Since then, the lab has made a name for itself not only through its top-notch research on stem cells and lung disease but also because of its willingness to share the resources they create—for free, to anyone.
CReM’s philosophy of openness challenges the cutthroat, hypersecret culture that dominates many other life science labs. The lab’s commitment to open-source biology, as it is known, has earned it the 2017 Sharing Research Resources Award from the Association of American Medical Colleges (AAMC), established “to recognize successful models for sharing biomedical research resources.”
“There was a lot of skepticism at first that this plan could succeed,” says Kotton, director of CReM, who says his team is “humbled and honored” to receive the award. “But sharing reagents and expertise, without expectation of return, creates a culture of openness that has proven very successful for us.”
“We are very proud that CReM has been recognized both for the quality of their research and for setting a shining example of how science can advance through information-sharing,” says Robert A. Brown, president of BU.

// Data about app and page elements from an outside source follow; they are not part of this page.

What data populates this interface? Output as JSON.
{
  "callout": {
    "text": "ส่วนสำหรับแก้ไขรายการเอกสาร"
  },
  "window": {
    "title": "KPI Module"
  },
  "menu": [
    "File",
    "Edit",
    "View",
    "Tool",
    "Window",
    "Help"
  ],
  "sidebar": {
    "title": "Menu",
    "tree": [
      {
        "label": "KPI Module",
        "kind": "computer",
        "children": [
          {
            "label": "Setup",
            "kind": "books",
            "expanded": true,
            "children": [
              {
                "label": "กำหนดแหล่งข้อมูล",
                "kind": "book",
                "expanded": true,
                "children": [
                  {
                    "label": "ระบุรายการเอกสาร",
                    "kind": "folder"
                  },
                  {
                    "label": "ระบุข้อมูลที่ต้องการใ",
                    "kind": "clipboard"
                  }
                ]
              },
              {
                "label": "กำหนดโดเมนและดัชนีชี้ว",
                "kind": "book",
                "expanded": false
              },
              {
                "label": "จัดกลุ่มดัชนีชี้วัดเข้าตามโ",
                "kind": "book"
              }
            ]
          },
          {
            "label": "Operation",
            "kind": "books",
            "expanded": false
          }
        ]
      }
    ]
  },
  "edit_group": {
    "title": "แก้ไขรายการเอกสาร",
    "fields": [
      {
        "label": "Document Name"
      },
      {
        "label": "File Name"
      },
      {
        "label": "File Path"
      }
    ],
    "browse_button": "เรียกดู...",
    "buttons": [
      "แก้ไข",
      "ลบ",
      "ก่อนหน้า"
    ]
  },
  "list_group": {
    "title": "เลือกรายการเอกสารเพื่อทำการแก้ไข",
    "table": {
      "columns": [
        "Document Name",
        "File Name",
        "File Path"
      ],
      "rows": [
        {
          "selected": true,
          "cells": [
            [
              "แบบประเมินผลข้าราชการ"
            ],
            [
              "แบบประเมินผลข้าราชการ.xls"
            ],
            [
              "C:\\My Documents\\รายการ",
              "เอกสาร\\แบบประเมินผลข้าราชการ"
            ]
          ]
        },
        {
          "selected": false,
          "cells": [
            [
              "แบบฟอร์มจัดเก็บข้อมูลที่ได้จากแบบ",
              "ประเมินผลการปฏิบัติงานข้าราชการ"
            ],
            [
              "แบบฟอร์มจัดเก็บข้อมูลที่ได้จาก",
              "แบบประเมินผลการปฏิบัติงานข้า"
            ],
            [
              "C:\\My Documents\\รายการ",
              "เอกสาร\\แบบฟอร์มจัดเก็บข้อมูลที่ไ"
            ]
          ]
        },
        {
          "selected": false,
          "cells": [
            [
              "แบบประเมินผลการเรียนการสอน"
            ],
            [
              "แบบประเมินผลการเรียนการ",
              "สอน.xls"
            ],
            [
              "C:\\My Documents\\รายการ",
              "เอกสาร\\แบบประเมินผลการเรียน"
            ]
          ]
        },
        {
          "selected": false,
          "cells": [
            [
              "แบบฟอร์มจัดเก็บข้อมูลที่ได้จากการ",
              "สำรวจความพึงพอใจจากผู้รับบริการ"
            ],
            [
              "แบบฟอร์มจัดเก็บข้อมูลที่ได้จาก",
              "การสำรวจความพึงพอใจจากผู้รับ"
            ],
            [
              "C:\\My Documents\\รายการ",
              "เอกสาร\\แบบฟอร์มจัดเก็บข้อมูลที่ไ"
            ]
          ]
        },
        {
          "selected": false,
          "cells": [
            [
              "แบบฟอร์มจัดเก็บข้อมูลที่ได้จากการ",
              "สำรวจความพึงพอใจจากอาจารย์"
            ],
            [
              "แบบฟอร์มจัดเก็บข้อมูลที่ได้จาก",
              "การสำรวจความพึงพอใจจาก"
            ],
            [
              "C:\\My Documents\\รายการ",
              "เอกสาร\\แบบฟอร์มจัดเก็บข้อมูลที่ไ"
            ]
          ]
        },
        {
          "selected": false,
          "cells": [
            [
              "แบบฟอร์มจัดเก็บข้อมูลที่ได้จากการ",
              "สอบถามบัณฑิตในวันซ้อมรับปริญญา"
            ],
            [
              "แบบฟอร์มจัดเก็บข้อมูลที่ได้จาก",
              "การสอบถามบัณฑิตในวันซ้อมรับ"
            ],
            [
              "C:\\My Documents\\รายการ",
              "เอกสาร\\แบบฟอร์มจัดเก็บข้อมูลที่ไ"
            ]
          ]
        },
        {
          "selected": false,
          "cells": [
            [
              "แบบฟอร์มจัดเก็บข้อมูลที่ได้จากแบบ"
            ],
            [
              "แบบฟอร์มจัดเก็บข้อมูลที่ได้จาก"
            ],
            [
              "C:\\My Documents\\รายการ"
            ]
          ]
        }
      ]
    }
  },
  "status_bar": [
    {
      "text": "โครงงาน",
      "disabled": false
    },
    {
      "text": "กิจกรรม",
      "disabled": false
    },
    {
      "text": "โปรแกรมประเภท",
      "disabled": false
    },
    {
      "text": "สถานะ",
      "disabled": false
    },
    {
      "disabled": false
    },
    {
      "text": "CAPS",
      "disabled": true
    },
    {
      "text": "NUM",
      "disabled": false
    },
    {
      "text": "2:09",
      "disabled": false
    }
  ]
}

CReM scientists work with induced pluripotent stem cells, or iPSCs, which were discovered by Shinya Yamanaka in 2006. Yamanaka figured out how to take an adult human cell and reprogram it into a stem cell with the ability—theoretically—to grow into any organ. CReM researchers created an efficient technique for reprogramming adult human blood and skin cells into iPSCs, and in 2009 they began sharing their technology, and the resulting cell lines, free of charge with the research community. By 2010, the CReM investigators, whose work is funded by the National Institutes of Health, the Massachusetts Life Sciences Center, and others, had published a large number of patient-specific iPSC lines, including the first 100 distinctive to lung disease.
CReM’s sharing of unpublished stem cell lines has broadly impacted the lung research community, resulting in collaborations and publications with groups formerly considered CReM competitors, and CReM recently became sole iPSC repository for the 7,000 participants of the Framingham Heart Study, the nation’s longest running epidemiological study, which began in 1948 and has been run by BU since 1971, with support from the National Heart, Lung, and Blood Institute.
Kotton says that the award acknowledges not only the work of CReM, but of all the other labs and institutions that have joined in this venture into scientific sharing. “Just the fact that an award like this exists,” he says, “shows that this way of doing research has value.”